Exercise details
Count the lines in the records below that contain the word "background", and reply with only that number.

Items from a data source

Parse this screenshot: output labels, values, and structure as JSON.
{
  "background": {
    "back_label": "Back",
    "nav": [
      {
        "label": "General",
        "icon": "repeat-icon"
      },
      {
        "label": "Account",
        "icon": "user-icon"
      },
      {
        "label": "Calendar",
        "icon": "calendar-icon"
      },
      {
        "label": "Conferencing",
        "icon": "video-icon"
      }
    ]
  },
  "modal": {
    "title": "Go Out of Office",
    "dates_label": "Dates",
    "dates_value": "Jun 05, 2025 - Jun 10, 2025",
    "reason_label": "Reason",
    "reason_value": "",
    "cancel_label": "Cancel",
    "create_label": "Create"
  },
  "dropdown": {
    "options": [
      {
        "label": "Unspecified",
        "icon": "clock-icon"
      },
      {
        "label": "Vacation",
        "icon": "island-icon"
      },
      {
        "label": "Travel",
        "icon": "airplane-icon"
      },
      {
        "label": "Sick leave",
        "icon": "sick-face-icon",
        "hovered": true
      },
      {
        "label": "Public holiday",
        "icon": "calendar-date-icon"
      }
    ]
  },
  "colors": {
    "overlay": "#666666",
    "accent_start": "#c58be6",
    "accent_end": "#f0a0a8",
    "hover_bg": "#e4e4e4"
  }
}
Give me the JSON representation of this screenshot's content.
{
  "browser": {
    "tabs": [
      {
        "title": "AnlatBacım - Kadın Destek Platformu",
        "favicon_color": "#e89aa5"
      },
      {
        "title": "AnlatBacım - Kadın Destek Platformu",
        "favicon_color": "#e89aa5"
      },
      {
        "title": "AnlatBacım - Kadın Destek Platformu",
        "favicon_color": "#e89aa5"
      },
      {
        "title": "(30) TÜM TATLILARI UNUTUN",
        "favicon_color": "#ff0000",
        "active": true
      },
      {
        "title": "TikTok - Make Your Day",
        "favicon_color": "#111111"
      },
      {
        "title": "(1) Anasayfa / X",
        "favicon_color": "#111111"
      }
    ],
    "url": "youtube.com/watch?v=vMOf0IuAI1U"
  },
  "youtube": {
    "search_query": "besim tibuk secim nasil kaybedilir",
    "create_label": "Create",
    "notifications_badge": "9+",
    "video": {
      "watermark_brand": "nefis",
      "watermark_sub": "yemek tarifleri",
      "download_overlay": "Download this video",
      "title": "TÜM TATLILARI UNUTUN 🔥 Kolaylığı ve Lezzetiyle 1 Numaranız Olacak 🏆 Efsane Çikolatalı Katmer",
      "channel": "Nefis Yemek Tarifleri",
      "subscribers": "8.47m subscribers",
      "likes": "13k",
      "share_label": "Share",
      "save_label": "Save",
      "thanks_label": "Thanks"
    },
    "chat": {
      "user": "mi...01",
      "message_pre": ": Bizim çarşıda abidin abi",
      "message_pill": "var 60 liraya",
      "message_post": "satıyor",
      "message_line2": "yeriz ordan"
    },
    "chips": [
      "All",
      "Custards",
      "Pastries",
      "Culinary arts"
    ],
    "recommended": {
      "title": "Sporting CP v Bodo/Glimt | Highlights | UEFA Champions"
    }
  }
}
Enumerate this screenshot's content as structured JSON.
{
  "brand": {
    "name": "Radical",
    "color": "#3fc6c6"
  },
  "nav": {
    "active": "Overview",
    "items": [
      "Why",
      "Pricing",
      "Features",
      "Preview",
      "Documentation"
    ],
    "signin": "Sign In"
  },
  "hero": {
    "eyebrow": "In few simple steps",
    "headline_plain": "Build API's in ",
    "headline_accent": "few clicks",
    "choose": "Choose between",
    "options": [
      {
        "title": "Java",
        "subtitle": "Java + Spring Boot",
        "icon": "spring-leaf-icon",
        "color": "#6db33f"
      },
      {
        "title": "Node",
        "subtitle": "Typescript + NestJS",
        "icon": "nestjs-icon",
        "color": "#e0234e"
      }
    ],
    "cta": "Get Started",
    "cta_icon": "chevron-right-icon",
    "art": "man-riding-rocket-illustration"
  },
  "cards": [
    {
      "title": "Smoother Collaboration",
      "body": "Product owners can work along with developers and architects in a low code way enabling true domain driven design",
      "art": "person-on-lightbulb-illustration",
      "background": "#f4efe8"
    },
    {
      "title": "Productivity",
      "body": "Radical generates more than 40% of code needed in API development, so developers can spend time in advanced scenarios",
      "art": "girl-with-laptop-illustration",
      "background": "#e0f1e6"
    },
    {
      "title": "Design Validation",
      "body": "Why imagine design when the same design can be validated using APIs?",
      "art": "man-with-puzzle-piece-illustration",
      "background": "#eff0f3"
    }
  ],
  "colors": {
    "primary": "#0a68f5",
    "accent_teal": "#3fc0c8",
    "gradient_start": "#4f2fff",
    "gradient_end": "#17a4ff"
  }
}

Result of this task
4